(Aim of the exercise)
Lift out each line of the data that holds "true".

(Data for the task)
+++
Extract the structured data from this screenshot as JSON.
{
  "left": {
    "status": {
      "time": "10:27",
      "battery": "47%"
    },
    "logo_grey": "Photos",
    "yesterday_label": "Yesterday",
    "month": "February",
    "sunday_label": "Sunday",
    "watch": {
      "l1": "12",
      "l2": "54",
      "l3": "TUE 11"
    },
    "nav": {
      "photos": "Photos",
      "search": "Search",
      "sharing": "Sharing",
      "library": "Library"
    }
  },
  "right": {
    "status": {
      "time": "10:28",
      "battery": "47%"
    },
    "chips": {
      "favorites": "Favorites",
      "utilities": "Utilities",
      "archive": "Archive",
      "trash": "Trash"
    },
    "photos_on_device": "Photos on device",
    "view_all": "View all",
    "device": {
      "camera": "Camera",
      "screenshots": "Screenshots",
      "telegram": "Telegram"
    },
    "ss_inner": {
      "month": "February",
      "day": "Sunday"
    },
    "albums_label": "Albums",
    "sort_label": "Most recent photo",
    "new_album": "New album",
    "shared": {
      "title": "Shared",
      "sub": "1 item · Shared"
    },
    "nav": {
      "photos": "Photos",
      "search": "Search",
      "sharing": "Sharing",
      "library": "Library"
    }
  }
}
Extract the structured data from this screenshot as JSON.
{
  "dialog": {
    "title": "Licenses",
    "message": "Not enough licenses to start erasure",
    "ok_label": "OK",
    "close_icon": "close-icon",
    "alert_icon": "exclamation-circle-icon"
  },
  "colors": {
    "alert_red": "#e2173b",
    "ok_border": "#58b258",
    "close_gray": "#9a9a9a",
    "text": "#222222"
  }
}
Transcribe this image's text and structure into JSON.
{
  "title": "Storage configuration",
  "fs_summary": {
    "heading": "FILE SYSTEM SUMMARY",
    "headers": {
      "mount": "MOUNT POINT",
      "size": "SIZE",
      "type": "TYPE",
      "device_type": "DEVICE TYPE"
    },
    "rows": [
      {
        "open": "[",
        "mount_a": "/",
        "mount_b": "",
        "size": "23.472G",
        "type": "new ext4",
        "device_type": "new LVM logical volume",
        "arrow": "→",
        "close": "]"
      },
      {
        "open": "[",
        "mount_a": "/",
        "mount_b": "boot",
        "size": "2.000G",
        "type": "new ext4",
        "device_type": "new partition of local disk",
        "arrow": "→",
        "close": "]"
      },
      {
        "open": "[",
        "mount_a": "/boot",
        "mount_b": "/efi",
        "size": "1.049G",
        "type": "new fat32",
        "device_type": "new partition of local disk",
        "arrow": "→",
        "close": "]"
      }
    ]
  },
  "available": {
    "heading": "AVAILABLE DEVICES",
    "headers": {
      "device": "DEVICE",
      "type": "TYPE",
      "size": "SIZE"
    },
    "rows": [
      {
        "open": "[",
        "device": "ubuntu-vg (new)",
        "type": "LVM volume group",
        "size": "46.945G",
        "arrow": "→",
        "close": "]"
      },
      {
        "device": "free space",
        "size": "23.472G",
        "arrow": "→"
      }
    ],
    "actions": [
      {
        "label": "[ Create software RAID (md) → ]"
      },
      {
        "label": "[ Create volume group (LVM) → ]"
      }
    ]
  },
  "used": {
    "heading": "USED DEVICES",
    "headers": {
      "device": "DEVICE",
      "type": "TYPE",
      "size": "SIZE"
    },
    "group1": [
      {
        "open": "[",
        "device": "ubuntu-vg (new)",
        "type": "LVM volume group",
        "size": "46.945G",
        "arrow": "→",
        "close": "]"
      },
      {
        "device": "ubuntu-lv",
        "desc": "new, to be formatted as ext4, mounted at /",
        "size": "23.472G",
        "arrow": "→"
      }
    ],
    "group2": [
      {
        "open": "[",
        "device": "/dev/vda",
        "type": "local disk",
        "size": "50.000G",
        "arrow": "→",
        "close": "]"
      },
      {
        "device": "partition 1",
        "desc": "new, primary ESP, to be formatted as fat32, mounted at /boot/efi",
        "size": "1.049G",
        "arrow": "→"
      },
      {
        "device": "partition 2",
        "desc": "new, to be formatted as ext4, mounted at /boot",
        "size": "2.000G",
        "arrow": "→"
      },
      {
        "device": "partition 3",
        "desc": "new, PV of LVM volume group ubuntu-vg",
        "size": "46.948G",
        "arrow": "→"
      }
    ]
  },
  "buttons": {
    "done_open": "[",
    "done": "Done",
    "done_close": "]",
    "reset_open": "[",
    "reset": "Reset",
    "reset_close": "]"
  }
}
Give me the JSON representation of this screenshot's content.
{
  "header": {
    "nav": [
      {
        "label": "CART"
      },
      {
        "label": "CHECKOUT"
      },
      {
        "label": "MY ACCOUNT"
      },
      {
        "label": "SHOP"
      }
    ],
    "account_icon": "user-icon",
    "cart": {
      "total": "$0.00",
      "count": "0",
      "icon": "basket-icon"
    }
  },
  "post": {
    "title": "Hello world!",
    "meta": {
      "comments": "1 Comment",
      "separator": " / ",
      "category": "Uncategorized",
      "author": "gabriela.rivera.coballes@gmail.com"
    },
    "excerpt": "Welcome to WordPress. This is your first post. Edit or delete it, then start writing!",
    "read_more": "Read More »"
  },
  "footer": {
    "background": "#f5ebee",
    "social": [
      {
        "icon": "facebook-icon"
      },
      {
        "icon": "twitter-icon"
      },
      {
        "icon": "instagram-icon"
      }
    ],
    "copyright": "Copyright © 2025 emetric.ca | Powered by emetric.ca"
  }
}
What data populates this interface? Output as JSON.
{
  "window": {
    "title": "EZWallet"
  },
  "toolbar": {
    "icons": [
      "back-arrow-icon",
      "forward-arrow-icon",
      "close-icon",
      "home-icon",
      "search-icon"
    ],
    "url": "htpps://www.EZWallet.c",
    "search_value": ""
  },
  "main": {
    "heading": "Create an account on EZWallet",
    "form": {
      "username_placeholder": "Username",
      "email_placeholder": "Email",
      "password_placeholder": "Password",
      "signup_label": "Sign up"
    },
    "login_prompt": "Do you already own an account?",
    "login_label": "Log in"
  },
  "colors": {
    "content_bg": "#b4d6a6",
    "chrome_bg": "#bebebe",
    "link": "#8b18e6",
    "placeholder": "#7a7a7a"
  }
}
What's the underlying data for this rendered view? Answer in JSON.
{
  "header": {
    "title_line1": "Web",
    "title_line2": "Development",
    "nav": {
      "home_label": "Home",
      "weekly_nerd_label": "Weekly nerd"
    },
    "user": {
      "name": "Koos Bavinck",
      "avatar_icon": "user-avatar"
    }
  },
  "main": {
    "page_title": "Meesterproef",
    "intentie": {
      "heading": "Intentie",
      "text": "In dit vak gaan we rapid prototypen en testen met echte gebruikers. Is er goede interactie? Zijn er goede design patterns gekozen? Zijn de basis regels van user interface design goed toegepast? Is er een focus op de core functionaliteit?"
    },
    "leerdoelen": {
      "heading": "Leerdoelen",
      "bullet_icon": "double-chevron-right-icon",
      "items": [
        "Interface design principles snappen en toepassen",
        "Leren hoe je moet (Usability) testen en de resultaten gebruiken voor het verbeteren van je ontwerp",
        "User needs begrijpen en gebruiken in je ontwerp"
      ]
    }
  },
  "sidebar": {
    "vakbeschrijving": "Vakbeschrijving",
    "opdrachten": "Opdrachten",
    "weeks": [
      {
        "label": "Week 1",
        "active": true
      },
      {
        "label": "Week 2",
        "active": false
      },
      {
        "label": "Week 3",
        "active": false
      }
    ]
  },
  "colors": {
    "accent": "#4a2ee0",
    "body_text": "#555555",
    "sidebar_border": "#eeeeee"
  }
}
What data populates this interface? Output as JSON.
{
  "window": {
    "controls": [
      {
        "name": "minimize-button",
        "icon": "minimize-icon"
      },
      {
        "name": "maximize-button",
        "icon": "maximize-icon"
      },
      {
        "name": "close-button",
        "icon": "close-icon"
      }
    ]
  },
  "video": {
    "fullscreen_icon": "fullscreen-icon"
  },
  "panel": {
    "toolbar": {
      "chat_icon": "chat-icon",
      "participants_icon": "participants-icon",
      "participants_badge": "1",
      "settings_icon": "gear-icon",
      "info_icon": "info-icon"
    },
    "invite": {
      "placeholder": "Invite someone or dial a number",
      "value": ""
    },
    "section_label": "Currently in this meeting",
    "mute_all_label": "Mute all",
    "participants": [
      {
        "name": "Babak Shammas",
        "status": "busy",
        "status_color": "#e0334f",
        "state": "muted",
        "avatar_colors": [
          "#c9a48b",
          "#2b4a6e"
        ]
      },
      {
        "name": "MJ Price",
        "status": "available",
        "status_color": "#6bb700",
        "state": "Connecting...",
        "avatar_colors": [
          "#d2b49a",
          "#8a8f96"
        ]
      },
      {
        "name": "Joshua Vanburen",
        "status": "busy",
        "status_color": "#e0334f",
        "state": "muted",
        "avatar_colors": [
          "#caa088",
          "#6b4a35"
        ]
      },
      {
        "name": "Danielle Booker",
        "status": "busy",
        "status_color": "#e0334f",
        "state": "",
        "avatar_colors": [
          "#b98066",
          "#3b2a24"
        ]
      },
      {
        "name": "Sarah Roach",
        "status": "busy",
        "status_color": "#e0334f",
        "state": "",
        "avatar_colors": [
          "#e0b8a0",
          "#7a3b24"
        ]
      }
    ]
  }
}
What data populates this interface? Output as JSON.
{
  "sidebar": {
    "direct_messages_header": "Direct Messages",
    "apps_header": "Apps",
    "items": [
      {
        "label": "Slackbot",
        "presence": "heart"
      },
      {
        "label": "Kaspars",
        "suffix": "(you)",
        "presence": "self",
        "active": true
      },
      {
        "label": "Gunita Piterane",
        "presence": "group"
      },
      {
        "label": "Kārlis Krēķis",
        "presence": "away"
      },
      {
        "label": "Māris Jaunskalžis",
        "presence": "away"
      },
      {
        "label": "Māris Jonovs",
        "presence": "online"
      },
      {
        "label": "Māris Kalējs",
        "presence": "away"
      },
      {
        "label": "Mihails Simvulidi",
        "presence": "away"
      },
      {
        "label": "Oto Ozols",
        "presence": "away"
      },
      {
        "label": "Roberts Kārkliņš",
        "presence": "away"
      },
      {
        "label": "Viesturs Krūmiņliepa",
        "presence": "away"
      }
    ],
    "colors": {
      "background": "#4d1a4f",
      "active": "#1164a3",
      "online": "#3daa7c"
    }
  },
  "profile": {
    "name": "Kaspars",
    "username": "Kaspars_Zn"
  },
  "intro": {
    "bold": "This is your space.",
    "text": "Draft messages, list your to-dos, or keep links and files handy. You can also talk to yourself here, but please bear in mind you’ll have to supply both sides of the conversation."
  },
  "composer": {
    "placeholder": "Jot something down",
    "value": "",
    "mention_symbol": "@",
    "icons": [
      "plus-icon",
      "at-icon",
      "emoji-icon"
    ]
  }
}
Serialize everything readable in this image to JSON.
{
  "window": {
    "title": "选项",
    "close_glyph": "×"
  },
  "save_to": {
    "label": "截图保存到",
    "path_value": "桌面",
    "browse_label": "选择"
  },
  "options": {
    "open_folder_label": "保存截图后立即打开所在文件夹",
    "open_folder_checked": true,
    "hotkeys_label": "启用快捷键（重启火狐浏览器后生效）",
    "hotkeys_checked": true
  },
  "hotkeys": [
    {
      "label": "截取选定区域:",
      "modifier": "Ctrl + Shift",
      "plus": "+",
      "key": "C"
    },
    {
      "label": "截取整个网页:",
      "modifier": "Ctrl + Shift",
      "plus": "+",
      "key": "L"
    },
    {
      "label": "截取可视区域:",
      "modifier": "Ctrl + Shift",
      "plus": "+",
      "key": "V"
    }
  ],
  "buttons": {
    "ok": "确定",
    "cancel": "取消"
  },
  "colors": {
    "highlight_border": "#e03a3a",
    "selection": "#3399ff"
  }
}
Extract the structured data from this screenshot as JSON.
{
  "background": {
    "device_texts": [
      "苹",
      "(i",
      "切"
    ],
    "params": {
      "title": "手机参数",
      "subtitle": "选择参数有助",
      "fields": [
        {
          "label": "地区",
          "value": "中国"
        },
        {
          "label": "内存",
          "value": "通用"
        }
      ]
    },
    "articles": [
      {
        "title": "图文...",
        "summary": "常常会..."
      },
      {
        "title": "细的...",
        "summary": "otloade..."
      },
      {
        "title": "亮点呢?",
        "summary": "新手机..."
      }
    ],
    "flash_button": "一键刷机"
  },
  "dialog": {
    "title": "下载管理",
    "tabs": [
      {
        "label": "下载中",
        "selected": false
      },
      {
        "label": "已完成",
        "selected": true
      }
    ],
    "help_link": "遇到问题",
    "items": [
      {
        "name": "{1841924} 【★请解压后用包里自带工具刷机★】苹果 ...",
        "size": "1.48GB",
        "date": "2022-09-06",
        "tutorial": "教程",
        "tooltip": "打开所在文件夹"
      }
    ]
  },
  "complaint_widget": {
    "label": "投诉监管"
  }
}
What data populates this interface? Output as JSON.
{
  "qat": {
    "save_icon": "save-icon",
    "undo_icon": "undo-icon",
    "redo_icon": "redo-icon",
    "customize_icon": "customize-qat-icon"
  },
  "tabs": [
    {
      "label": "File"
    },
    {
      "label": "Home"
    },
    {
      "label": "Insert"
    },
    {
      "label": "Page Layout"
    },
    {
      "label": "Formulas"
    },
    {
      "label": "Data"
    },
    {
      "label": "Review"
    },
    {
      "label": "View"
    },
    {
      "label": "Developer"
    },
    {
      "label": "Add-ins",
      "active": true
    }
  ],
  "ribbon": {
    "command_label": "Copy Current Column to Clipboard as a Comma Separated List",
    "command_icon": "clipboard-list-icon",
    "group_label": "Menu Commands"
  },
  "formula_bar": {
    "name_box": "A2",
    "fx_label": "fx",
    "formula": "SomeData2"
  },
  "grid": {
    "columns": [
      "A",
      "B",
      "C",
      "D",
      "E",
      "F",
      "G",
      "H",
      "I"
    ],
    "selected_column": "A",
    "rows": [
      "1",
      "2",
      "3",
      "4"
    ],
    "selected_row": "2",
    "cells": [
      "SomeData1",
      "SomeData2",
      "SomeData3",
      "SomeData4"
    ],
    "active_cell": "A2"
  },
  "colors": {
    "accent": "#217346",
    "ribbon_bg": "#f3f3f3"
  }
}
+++
(Response for this exercise)
        "active": true
        "active": true
    "open_folder_checked": true,
    "hotkeys_checked": true
        "selected": true
      "active": true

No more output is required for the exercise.